#### DATA EXCERPTS ####

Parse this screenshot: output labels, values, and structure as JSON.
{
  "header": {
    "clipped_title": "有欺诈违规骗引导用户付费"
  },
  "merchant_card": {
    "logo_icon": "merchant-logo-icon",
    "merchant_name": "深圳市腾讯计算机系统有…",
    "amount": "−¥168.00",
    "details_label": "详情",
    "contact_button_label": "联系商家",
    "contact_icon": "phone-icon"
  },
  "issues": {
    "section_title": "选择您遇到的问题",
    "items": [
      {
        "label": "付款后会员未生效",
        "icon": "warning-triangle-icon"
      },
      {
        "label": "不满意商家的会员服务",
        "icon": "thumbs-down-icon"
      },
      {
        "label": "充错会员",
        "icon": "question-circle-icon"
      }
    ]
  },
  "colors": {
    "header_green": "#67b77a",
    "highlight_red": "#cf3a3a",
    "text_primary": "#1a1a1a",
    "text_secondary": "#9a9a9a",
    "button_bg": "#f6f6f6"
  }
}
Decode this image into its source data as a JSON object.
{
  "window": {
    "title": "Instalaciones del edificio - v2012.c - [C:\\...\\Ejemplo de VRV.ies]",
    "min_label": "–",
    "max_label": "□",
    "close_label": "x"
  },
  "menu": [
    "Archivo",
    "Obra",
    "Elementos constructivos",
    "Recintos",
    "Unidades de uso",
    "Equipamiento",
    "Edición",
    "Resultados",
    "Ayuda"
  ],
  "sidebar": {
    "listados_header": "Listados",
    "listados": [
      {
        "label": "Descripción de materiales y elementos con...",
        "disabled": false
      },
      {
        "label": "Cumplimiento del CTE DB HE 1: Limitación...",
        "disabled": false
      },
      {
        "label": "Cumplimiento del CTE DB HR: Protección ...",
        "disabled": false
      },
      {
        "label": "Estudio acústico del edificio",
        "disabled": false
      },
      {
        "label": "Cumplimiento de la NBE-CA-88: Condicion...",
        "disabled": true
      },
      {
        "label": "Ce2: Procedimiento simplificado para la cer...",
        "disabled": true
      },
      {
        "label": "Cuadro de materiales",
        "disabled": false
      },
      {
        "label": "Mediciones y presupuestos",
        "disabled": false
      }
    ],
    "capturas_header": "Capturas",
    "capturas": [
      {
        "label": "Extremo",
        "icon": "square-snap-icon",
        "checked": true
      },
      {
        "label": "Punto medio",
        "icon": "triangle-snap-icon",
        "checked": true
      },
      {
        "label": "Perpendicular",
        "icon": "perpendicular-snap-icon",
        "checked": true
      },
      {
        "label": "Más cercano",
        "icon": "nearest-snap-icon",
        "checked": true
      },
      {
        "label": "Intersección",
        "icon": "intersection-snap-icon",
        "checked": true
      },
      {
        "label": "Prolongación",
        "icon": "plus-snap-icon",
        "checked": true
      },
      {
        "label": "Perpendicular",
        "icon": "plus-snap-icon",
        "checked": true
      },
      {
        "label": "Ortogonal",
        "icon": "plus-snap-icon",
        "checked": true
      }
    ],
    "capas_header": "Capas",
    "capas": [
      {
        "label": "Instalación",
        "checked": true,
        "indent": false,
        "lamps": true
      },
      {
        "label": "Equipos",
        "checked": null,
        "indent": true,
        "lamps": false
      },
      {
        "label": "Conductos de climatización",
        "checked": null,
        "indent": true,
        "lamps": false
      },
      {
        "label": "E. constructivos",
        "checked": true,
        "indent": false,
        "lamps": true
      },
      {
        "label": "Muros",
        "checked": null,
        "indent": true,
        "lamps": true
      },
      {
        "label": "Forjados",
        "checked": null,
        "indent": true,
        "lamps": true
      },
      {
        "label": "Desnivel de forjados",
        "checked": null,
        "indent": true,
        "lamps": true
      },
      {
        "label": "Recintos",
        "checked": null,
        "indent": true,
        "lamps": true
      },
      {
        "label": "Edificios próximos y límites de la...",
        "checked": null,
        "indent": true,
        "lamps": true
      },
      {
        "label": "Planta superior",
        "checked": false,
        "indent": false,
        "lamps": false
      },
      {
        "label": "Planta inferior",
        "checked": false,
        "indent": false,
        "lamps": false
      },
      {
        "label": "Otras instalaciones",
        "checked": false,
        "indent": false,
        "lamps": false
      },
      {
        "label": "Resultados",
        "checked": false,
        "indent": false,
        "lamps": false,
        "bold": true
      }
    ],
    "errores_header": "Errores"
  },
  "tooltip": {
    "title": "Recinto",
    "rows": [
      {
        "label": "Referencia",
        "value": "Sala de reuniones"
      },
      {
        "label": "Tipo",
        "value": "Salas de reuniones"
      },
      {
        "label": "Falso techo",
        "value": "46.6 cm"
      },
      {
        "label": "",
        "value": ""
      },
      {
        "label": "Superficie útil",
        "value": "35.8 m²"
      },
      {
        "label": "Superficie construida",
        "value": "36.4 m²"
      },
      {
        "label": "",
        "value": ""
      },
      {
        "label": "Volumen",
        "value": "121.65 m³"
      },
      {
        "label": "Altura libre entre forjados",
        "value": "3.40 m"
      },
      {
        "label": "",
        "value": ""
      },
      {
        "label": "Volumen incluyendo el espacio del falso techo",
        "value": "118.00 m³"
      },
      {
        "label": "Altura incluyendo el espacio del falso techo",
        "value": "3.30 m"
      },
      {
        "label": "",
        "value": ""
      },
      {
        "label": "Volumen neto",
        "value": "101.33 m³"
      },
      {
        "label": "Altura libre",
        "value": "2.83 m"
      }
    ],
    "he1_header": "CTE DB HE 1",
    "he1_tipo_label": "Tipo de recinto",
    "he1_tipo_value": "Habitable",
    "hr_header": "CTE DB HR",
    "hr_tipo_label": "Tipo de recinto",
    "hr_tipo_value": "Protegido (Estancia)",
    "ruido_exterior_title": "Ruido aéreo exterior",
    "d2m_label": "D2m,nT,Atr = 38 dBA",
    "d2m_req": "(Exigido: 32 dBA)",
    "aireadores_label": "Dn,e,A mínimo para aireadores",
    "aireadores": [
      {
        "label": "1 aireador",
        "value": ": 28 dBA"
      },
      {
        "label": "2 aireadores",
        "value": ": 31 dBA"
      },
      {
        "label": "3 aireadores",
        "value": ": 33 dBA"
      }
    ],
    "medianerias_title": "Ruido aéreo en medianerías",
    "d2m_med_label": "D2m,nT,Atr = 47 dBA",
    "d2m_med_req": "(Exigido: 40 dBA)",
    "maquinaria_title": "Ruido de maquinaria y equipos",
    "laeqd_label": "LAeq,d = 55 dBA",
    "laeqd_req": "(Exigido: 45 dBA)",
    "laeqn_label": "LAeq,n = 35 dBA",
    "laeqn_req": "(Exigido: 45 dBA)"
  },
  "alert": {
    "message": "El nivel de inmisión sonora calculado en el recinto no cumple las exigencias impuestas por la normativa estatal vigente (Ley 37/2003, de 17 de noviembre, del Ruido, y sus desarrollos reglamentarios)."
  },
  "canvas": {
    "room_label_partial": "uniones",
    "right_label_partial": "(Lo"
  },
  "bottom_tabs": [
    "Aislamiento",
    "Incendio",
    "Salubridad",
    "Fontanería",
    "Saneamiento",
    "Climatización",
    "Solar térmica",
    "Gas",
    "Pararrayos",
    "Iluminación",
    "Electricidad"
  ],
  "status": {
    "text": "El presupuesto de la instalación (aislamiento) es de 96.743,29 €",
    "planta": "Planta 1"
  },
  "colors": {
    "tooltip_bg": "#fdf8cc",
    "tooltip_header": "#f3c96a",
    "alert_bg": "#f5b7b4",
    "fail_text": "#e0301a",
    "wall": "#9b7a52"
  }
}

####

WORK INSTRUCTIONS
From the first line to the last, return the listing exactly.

ANSWER TO THIS EXERCISE
Parse this screenshot: output labels, values, and structure as JSON.
{
  "header": {
    "clipped_title": "有欺诈违规骗引导用户付费"
  },
  "merchant_card": {
    "logo_icon": "merchant-logo-icon",
    "merchant_name": "深圳市腾讯计算机系统有…",
    "amount": "−¥168.00",
    "details_label": "详情",
    "contact_button_label": "联系商家",
    "contact_icon": "phone-icon"
  },
  "issues": {
    "section_title": "选择您遇到的问题",
    "items": [
      {
        "label": "付款后会员未生效",
        "icon": "warning-triangle-icon"
      },
      {
        "label": "不满意商家的会员服务",
        "icon": "thumbs-down-icon"
      },
      {
        "label": "充错会员",
        "icon": "question-circle-icon"
      }
    ]
  },
  "colors": {
    "header_green": "#67b77a",
    "highlight_red": "#cf3a3a",
    "text_primary": "#1a1a1a",
    "text_secondary": "#9a9a9a",
    "button_bg": "#f6f6f6"
  }
}
Decode this image into its source data as a JSON object.
{
  "window": {
    "title": "Instalaciones del edificio - v2012.c - [C:\\...\\Ejemplo de VRV.ies]",
    "min_label": "–",
    "max_label": "□",
    "close_label": "x"
  },
  "menu": [
    "Archivo",
    "Obra",
    "Elementos constructivos",
    "Recintos",
    "Unidades de uso",
    "Equipamiento",
    "Edición",
    "Resultados",
    "Ayuda"
  ],
  "sidebar": {
    "listados_header": "Listados",
    "listados": [
      {
        "label": "Descripción de materiales y elementos con...",
        "disabled": false
      },
      {
        "label": "Cumplimiento del CTE DB HE 1: Limitación...",
        "disabled": false
      },
      {
        "label": "Cumplimiento del CTE DB HR: Protección ...",
        "disabled": false
      },
      {
        "label": "Estudio acústico del edificio",
        "disabled": false
      },
      {
        "label": "Cumplimiento de la NBE-CA-88: Condicion...",
        "disabled": true
      },
      {
        "label": "Ce2: Procedimiento simplificado para la cer...",
        "disabled": true
      },
      {
        "label": "Cuadro de materiales",
        "disabled": false
      },
      {
        "label": "Mediciones y presupuestos",
        "disabled": false
      }
    ],
    "capturas_header": "Capturas",
    "capturas": [
      {
        "label": "Extremo",
        "icon": "square-snap-icon",
        "checked": true
      },
      {
        "label": "Punto medio",
        "icon": "triangle-snap-icon",
        "checked": true
      },
      {
        "label": "Perpendicular",
        "icon": "perpendicular-snap-icon",
        "checked": true
      },
      {
        "label": "Más cercano",
        "icon": "nearest-snap-icon",
        "checked": true
      },
      {
        "label": "Intersección",
        "icon": "intersection-snap-icon",
        "checked": true
      },
      {
        "label": "Prolongación",
        "icon": "plus-snap-icon",
        "checked": true
      },
      {
        "label": "Perpendicular",
        "icon": "plus-snap-icon",
        "checked": true
      },
      {
        "label": "Ortogonal",
        "icon": "plus-snap-icon",
        "checked": true
      }
    ],
    "capas_header": "Capas",
    "capas": [
      {
        "label": "Instalación",
        "checked": true,
        "indent": false,
        "lamps": true
      },
      {
        "label": "Equipos",
        "checked": null,
        "indent": true,
        "lamps": false
      },
      {
        "label": "Conductos de climatización",
        "checked": null,
        "indent": true,
        "lamps": false
      },
      {
        "label": "E. constructivos",
        "checked": true,
        "indent": false,
        "lamps": true
      },
      {
        "label": "Muros",
        "checked": null,
        "indent": true,
        "lamps": true
      },
      {
        "label": "Forjados",
        "checked": null,
        "indent": true,
        "lamps": true
      },
      {
        "label": "Desnivel de forjados",
        "checked": null,
        "indent": true,
        "lamps": true
      },
      {
        "label": "Recintos",
        "checked": null,
        "indent": true,
        "lamps": true
      },
      {
        "label": "Edificios próximos y límites de la...",
        "checked": null,
        "indent": true,
        "lamps": true
      },
      {
        "label": "Planta superior",
        "checked": false,
        "indent": false,
        "lamps": false
      },
      {
        "label": "Planta inferior",
        "checked": false,
        "indent": false,
        "lamps": false
      },
      {
        "label": "Otras instalaciones",
        "checked": false,
        "indent": false,
        "lamps": false
      },
      {
        "label": "Resultados",
        "checked": false,
        "indent": false,
        "lamps": false,
        "bold": true
      }
    ],
    "errores_header": "Errores"
  },
  "tooltip": {
    "title": "Recinto",
    "rows": [
      {
        "label": "Referencia",
        "value": "Sala de reuniones"
      },
      {
        "label": "Tipo",
        "value": "Salas de reuniones"
      },
      {
        "label": "Falso techo",
        "value": "46.6 cm"
      },
      {
        "label": "",
        "value": ""
      },
      {
        "label": "Superficie útil",
        "value": "35.8 m²"
      },
      {
        "label": "Superficie construida",
        "value": "36.4 m²"
      },
      {
        "label": "",
        "value": ""
      },
      {
        "label": "Volumen",
        "value": "121.65 m³"
      },
      {
        "label": "Altura libre entre forjados",
        "value": "3.40 m"
      },
      {
        "label": "",
        "value": ""
      },
      {
        "label": "Volumen incluyendo el espacio del falso techo",
        "value": "118.00 m³"
      },
      {
        "label": "Altura incluyendo el espacio del falso techo",
        "value": "3.30 m"
      },
      {
        "label": "",
        "value": ""
      },
      {
        "label": "Volumen neto",
        "value": "101.33 m³"
      },
      {
        "label": "Altura libre",
        "value": "2.83 m"
      }
    ],
    "he1_header": "CTE DB HE 1",
    "he1_tipo_label": "Tipo de recinto",
    "he1_tipo_value": "Habitable",
    "hr_header": "CTE DB HR",
    "hr_tipo_label": "Tipo de recinto",
    "hr_tipo_value": "Protegido (Estancia)",
    "ruido_exterior_title": "Ruido aéreo exterior",
    "d2m_label": "D2m,nT,Atr = 38 dBA",
    "d2m_req": "(Exigido: 32 dBA)",
    "aireadores_label": "Dn,e,A mínimo para aireadores",
    "aireadores": [
      {
        "label": "1 aireador",
        "value": ": 28 dBA"
      },
      {
        "label": "2 aireadores",
        "value": ": 31 dBA"
      },
      {
        "label": "3 aireadores",
        "value": ": 33 dBA"
      }
    ],
    "medianerias_title": "Ruido aéreo en medianerías",
    "d2m_med_label": "D2m,nT,Atr = 47 dBA",
    "d2m_med_req": "(Exigido: 40 dBA)",
    "maquinaria_title": "Ruido de maquinaria y equipos",
    "laeqd_label": "LAeq,d = 55 dBA",
    "laeqd_req": "(Exigido: 45 dBA)",
    "laeqn_label": "LAeq,n = 35 dBA",
    "laeqn_req": "(Exigido: 45 dBA)"
  },
  "alert": {
    "message": "El nivel de inmisión sonora calculado en el recinto no cumple las exigencias impuestas por la normativa estatal vigente (Ley 37/2003, de 17 de noviembre, del Ruido, y sus desarrollos reglamentarios)."
  },
  "canvas": {
    "room_label_partial": "uniones",
    "right_label_partial": "(Lo"
  },
  "bottom_tabs": [
    "Aislamiento",
    "Incendio",
    "Salubridad",
    "Fontanería",
    "Saneamiento",
    "Climatización",
    "Solar térmica",
    "Gas",
    "Pararrayos",
    "Iluminación",
    "Electricidad"
  ],
  "status": {
    "text": "El presupuesto de la instalación (aislamiento) es de 96.743,29 €",
    "planta": "Planta 1"
  },
  "colors": {
    "tooltip_bg": "#fdf8cc",
    "tooltip_header": "#f3c96a",
    "alert_bg": "#f5b7b4",
    "fail_text": "#e0301a",
    "wall": "#9b7a52"
  }
}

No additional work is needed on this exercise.